Interface dataset entries
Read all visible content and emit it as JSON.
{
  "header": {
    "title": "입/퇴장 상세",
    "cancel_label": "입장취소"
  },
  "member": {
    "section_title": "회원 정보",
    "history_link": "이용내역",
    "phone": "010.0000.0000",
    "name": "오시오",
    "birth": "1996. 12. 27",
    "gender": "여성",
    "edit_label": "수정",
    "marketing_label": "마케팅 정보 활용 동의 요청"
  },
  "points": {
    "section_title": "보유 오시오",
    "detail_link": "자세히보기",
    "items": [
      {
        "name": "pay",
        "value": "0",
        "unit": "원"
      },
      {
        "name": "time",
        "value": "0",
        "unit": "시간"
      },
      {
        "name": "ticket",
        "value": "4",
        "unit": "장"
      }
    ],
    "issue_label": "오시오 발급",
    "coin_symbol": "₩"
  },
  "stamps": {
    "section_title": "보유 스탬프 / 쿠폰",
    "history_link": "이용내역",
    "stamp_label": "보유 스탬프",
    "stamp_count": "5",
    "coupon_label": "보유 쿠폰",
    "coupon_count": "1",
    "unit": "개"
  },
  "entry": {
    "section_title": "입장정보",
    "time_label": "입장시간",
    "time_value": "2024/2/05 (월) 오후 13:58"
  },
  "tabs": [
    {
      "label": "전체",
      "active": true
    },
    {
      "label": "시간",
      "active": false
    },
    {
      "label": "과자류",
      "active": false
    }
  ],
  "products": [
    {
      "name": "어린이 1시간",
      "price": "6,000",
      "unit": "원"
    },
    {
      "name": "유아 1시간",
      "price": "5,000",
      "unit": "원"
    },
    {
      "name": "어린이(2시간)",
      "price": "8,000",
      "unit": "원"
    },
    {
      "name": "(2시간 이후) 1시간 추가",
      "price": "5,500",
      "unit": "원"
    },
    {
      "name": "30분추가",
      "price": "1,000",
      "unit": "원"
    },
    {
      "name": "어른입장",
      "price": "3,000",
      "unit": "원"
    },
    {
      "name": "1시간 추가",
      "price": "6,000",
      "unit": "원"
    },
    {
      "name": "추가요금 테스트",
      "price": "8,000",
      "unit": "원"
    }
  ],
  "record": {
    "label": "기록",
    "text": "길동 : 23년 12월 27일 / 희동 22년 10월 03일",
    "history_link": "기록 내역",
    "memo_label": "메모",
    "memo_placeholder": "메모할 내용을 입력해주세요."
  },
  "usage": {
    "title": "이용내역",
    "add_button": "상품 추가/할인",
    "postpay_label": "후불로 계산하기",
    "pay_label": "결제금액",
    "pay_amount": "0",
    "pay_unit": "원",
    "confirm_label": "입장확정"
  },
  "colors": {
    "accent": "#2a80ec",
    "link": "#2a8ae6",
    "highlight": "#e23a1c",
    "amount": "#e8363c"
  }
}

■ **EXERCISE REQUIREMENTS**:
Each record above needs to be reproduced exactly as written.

■ **RESULT OF THIS EXERCISE**:
Read all visible content and emit it as JSON.
{
  "header": {
    "title": "입/퇴장 상세",
    "cancel_label": "입장취소"
  },
  "member": {
    "section_title": "회원 정보",
    "history_link": "이용내역",
    "phone": "010.0000.0000",
    "name": "오시오",
    "birth": "1996. 12. 27",
    "gender": "여성",
    "edit_label": "수정",
    "marketing_label": "마케팅 정보 활용 동의 요청"
  },
  "points": {
    "section_title": "보유 오시오",
    "detail_link": "자세히보기",
    "items": [
      {
        "name": "pay",
        "value": "0",
        "unit": "원"
      },
      {
        "name": "time",
        "value": "0",
        "unit": "시간"
      },
      {
        "name": "ticket",
        "value": "4",
        "unit": "장"
      }
    ],
    "issue_label": "오시오 발급",
    "coin_symbol": "₩"
  },
  "stamps": {
    "section_title": "보유 스탬프 / 쿠폰",
    "history_link": "이용내역",
    "stamp_label": "보유 스탬프",
    "stamp_count": "5",
    "coupon_label": "보유 쿠폰",
    "coupon_count": "1",
    "unit": "개"
  },
  "entry": {
    "section_title": "입장정보",
    "time_label": "입장시간",
    "time_value": "2024/2/05 (월) 오후 13:58"
  },
  "tabs": [
    {
      "label": "전체",
      "active": true
    },
    {
      "label": "시간",
      "active": false
    },
    {
      "label": "과자류",
      "active": false
    }
  ],
  "products": [
    {
      "name": "어린이 1시간",
      "price": "6,000",
      "unit": "원"
    },
    {
      "name": "유아 1시간",
      "price": "5,000",
      "unit": "원"
    },
    {
      "name": "어린이(2시간)",
      "price": "8,000",
      "unit": "원"
    },
    {
      "name": "(2시간 이후) 1시간 추가",
      "price": "5,500",
      "unit": "원"
    },
    {
      "name": "30분추가",
      "price": "1,000",
      "unit": "원"
    },
    {
      "name": "어른입장",
      "price": "3,000",
      "unit": "원"
    },
    {
      "name": "1시간 추가",
      "price": "6,000",
      "unit": "원"
    },
    {
      "name": "추가요금 테스트",
      "price": "8,000",
      "unit": "원"
    }
  ],
  "record": {
    "label": "기록",
    "text": "길동 : 23년 12월 27일 / 희동 22년 10월 03일",
    "history_link": "기록 내역",
    "memo_label": "메모",
    "memo_placeholder": "메모할 내용을 입력해주세요."
  },
  "usage": {
    "title": "이용내역",
    "add_button": "상품 추가/할인",
    "postpay_label": "후불로 계산하기",
    "pay_label": "결제금액",
    "pay_amount": "0",
    "pay_unit": "원",
    "confirm_label": "입장확정"
  },
  "colors": {
    "accent": "#2a80ec",
    "link": "#2a8ae6",
    "highlight": "#e23a1c",
    "amount": "#e8363c"
  }
}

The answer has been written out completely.